What Is Interoperability in Health Care?
The American Recovery and Reinvestment Act (ARRA) of 2009 mandated that all health care providers and other clinicians move from paper charting to electronic medical records (EMRs) for all patients by January 1, 2014. Like a patient's paper chart, an EMR acts as a record of the patient's care within the practice or institution keeping the record. In addition to mandating the transfer to EMRs, ARRA required practitioners to contribute to the creation and maintenance of electronic health records (EHRs). Also, a section of ARRA requires practitioners and institutions to adopt systems that have the ability to share patient information efficiently and securely across multiple EHR systems, otherwise known as interoperability.
So what is interoperability in health care? At its most basic, interoperability is the ability of a health care practitioner's information technology (IT) system to interface with systems of other clinicians to assist the practitioner in providing seamless, well informed care to every patient. Health Information and Management Systems (HIMSS), an industry leader in health information technology (HIT), suggests that systems that meet the standards for interoperability "should permit data to be shared across clinicians, lab, hospital, pharmacy, and patient, regardless of the [system's] application or application vendor."1

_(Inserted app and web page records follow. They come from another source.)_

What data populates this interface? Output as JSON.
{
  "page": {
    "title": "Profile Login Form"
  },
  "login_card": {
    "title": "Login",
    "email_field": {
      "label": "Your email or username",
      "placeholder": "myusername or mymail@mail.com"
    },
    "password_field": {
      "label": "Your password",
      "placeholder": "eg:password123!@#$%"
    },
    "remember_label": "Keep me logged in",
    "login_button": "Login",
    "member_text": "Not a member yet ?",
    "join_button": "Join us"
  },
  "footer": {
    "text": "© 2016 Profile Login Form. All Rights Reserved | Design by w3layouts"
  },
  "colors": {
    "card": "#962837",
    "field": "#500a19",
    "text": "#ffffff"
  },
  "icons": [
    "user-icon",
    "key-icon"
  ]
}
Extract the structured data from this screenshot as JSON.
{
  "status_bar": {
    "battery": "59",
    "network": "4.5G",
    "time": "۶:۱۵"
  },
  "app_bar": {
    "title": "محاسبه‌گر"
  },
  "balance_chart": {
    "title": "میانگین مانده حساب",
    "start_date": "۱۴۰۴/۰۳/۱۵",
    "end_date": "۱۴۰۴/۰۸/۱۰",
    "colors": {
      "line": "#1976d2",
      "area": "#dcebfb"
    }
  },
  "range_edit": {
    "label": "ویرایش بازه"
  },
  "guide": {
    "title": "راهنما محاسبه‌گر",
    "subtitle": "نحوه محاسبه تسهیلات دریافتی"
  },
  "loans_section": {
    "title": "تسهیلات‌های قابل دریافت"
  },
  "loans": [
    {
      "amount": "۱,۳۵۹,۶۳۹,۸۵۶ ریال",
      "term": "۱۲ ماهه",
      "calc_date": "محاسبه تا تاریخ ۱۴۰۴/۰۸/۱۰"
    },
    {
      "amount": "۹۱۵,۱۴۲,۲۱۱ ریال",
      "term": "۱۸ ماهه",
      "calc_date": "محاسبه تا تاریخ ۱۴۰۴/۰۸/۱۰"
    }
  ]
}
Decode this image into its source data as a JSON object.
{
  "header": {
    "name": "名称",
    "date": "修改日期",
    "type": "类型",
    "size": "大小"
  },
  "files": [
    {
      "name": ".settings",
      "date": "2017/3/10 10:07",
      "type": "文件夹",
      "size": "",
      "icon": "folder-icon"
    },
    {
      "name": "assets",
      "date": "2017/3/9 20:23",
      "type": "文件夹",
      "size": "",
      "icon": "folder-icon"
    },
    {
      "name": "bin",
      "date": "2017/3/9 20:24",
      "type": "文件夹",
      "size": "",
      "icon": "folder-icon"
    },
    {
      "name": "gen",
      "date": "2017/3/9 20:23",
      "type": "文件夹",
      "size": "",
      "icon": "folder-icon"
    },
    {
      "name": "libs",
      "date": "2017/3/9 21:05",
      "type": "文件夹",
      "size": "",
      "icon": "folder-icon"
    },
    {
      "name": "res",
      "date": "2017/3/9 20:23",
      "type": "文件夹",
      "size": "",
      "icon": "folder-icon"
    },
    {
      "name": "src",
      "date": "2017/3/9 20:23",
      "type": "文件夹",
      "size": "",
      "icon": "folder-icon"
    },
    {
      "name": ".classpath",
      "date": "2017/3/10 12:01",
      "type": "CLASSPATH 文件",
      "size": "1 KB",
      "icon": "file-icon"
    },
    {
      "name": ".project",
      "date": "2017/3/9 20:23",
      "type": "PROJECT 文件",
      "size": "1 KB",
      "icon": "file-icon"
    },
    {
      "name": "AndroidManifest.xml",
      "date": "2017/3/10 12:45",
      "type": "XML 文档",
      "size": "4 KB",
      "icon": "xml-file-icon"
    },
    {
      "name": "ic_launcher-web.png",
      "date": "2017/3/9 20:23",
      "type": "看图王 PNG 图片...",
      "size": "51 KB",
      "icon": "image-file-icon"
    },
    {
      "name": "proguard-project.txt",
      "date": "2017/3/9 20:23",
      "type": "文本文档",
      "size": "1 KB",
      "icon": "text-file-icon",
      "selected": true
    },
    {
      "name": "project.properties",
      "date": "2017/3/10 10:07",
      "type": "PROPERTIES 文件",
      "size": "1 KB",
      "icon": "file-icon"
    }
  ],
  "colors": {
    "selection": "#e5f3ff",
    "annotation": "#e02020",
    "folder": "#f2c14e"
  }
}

Interoperability, then, is an essential component in delivering quality care to patients and a major contributor to clinical integration, an initiative also tied to ARRA provisions.2 Clinical integration is a process of continually aligning patient care across the health care continuum that aims to improve care quality, improve access to care, and control or reduce costs. For clinical integration to work effectively, all information systems used to deliver that care must have interoperability.